Every line below is to be quoted exactly, with nothing added or dropped.

(Records excerpted from a collection)
§

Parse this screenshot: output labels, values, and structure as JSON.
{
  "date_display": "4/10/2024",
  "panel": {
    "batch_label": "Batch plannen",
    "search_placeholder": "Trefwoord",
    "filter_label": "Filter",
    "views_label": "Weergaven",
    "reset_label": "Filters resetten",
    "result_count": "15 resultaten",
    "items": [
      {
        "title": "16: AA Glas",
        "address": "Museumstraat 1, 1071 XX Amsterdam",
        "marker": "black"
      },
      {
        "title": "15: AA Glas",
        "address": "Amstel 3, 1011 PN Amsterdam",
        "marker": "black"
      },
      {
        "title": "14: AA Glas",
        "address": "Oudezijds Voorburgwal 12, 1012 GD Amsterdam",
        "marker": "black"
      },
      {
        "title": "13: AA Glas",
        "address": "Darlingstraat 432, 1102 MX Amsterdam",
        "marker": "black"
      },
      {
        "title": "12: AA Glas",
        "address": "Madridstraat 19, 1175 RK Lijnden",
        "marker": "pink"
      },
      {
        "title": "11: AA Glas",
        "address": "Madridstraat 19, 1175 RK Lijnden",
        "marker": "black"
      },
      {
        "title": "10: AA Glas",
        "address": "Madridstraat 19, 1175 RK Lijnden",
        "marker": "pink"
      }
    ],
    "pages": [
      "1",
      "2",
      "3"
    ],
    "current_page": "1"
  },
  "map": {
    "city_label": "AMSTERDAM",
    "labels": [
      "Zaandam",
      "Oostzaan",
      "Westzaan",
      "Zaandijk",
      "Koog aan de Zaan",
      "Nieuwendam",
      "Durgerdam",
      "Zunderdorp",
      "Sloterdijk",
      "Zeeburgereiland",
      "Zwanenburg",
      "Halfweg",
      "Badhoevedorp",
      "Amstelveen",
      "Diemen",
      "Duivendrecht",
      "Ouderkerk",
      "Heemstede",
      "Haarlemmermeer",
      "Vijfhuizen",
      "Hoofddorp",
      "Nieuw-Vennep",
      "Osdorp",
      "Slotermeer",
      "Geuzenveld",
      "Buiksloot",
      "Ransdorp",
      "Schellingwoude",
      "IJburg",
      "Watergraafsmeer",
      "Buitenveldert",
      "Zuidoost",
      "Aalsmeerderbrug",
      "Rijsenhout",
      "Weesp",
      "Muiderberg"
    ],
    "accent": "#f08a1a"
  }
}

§

### [SOLVED PROBLEM]
Parse this screenshot: output labels, values, and structure as JSON.
{
  "date_display": "4/10/2024",
  "panel": {
    "batch_label": "Batch plannen",
    "search_placeholder": "Trefwoord",
    "filter_label": "Filter",
    "views_label": "Weergaven",
    "reset_label": "Filters resetten",
    "result_count": "15 resultaten",
    "items": [
      {
        "title": "16: AA Glas",
        "address": "Museumstraat 1, 1071 XX Amsterdam",
        "marker": "black"
      },
      {
        "title": "15: AA Glas",
        "address": "Amstel 3, 1011 PN Amsterdam",
        "marker": "black"
      },
      {
        "title": "14: AA Glas",
        "address": "Oudezijds Voorburgwal 12, 1012 GD Amsterdam",
        "marker": "black"
      },
      {
        "title": "13: AA Glas",
        "address": "Darlingstraat 432, 1102 MX Amsterdam",
        "marker": "black"
      },
      {
        "title": "12: AA Glas",
        "address": "Madridstraat 19, 1175 RK Lijnden",
        "marker": "pink"
      },
      {
        "title": "11: AA Glas",
        "address": "Madridstraat 19, 1175 RK Lijnden",
        "marker": "black"
      },
      {
        "title": "10: AA Glas",
        "address": "Madridstraat 19, 1175 RK Lijnden",
        "marker": "pink"
      }
    ],
    "pages": [
      "1",
      "2",
      "3"
    ],
    "current_page": "1"
  },
  "map": {
    "city_label": "AMSTERDAM",
    "labels": [
      "Zaandam",
      "Oostzaan",
      "Westzaan",
      "Zaandijk",
      "Koog aan de Zaan",
      "Nieuwendam",
      "Durgerdam",
      "Zunderdorp",
      "Sloterdijk",
      "Zeeburgereiland",
      "Zwanenburg",
      "Halfweg",
      "Badhoevedorp",
      "Amstelveen",
      "Diemen",
      "Duivendrecht",
      "Ouderkerk",
      "Heemstede",
      "Haarlemmermeer",
      "Vijfhuizen",
      "Hoofddorp",
      "Nieuw-Vennep",
      "Osdorp",
      "Slotermeer",
      "Geuzenveld",
      "Buiksloot",
      "Ransdorp",
      "Schellingwoude",
      "IJburg",
      "Watergraafsmeer",
      "Buitenveldert",
      "Zuidoost",
      "Aalsmeerderbrug",
      "Rijsenhout",
      "Weesp",
      "Muiderberg"
    ],
    "accent": "#f08a1a"
  }
}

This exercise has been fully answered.